Qualcomm’s (NASDAQ:QCOM) fourth quarter looks like it’s about to get a bit rougher. On Monday, the chip maker reported that China’s National Development and Reform Commission — the nation’s top antitrust watchdog — is investigating the firm under the Chinese Anti-Monopoly Law. The nature of the investigation is confidential, but Qualcomm reports that it is “not aware of any charge by the NDRC that Qualcomm has violated the AML.”
At a glance, it’s unclear how severe the investigation is. China is moving toward a $16 billion upgrade of its telecom infrastructure to 4G LTE (Long-Term Evolution) and is expected to contract with Qualcomm, a leading developer and manufacturer of advanced chips and technology for the telecom industry, for much of the rollout. In the wake of this and other infrastructure projects, the NDRC has announced a broad increase in the volume and scope of its investigations into major corporations, and Qualcomm could simply be caught in the regulatory updraft.
But many observers are not taking the investigation at face value.
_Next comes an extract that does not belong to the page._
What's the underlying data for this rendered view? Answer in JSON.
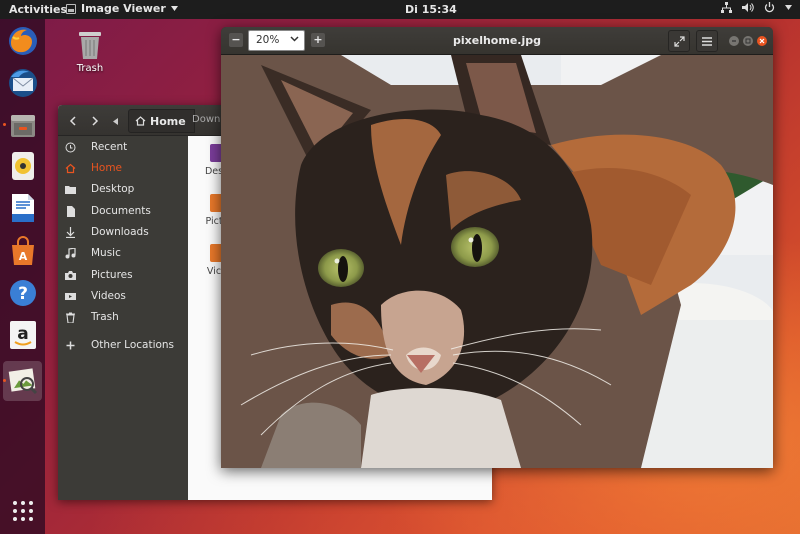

Last week, Qualcomm CEO Paul Jacobs told The Wall Street Journal that his firm — and most U.S. technology companies, in fact — are “seeing increased pressure” from foreign businesses and governments as a result of Edward Snowden’s leaks regarding the U.S. National Security Agency’s clandestine surveillance programs.
Businesses and governments in Europe reacted quickly and vehemently to news that the NSA was eavesdropping on digital communications previously thought secure and confidential. In August, the Information Technology & Innovation Foundation issued a report suggesting that the U.S. cloud computing business alone stands to lose between $22 billion and $35 billion over the next three years due to lost business.
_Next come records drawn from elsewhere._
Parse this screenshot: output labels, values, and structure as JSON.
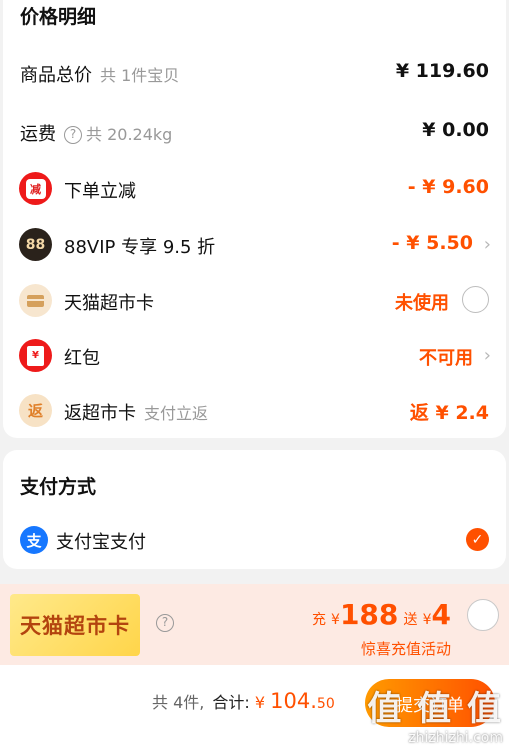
{
  "price_section": {
    "title": "价格明细",
    "rows": {
      "total": {
        "label": "商品总价",
        "sub": "共 1件宝贝",
        "value": "¥ 119.60"
      },
      "shipping": {
        "label": "运费",
        "sub": "共 20.24kg",
        "value": "¥ 0.00"
      },
      "instant_discount": {
        "label": "下单立减",
        "value": "- ¥ 9.60",
        "icon": "immediate-discount-icon"
      },
      "vip_discount": {
        "label": "88VIP 专享 9.5 折",
        "value": "- ¥ 5.50",
        "icon": "88vip-icon",
        "icon_text": "88"
      },
      "tmall_card": {
        "label": "天猫超市卡",
        "value": "未使用",
        "icon": "card-icon"
      },
      "red_packet": {
        "label": "红包",
        "value": "不可用",
        "icon": "red-envelope-icon"
      },
      "cashback": {
        "label": "返超市卡",
        "sub": "支付立返",
        "value": "返 ¥ 2.4",
        "icon": "cashback-icon",
        "icon_text": "返"
      }
    }
  },
  "payment_section": {
    "title": "支付方式",
    "method": {
      "label": "支付宝支付",
      "icon": "alipay-icon",
      "icon_text": "支",
      "selected": true
    }
  },
  "promo": {
    "badge": "天猫超市卡",
    "charge_label": "充",
    "currency": "¥",
    "charge_amount": "188",
    "gift_label": "送",
    "gift_amount": "4",
    "subtitle": "惊喜充值活动"
  },
  "bottom_bar": {
    "count": "共 4件,",
    "total_label": "合计:",
    "currency": "¥",
    "amount_int": "104.",
    "amount_dec": "50",
    "submit_label": "提交订单"
  },
  "watermark": {
    "text_cn": "值 值 值",
    "text_en": "zhizhizhi.com"
  },
  "colors": {
    "accent": "#ff5000",
    "alipay": "#1677ff",
    "promo_bg": "#fdeae3"
  }
}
Qualcomm CEO Jacobs’s comments suggest that it’s not just Europe that is pushing back against American technology firms, and earnings data from the third quarter back up his claims. In November, Cisco Systems (NASDAQ:CSCO) reported underwhelming fiscal first-quarter results that included an 18 percent decline in orders from China. Cisco also reported that it expects ongoing revenue declines in the current quarter in part because of lower demand from China.
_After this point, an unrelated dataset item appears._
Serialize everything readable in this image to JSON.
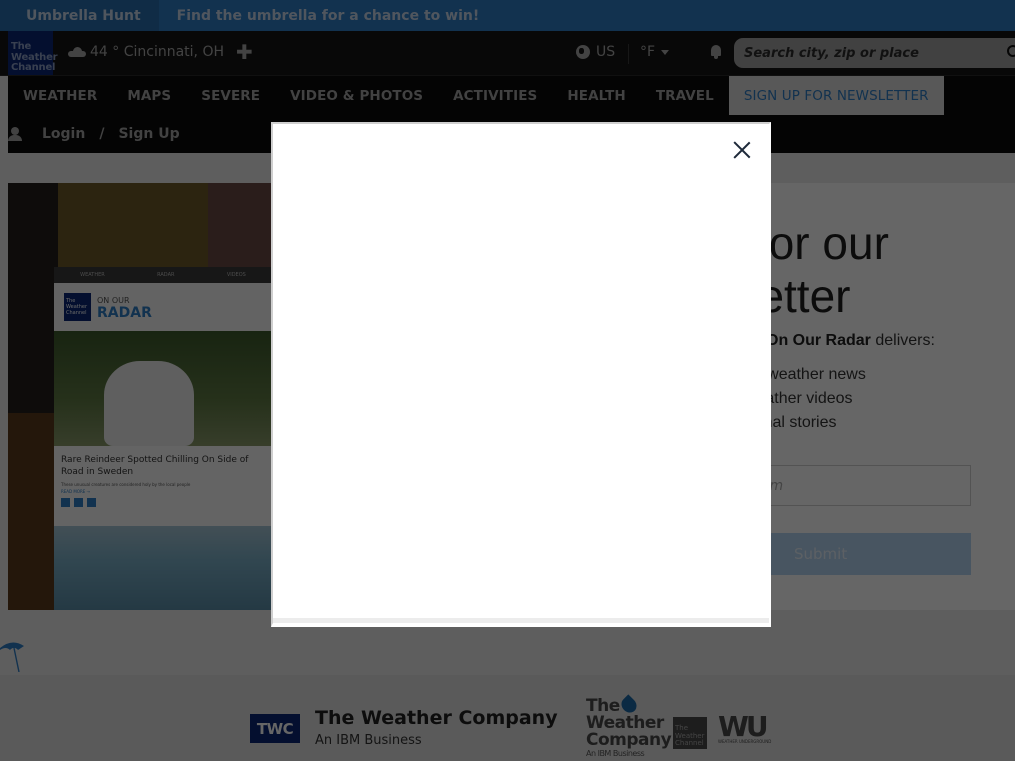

To be clear, NSA-related security concerns aren’t the only headwinds facing tech companies like Cisco and Qualcomm in China. Chinese policymakers appear interested in supporting domestic companies as much as possible, which could mean setting up some roadblocks for American firms.
Duncan Clark, chairman of BDA, a technology consultancy based in Beijing, told Reuters that China is trying to repair its domestic chipset manufacturing industry, which is currently in “disarray.”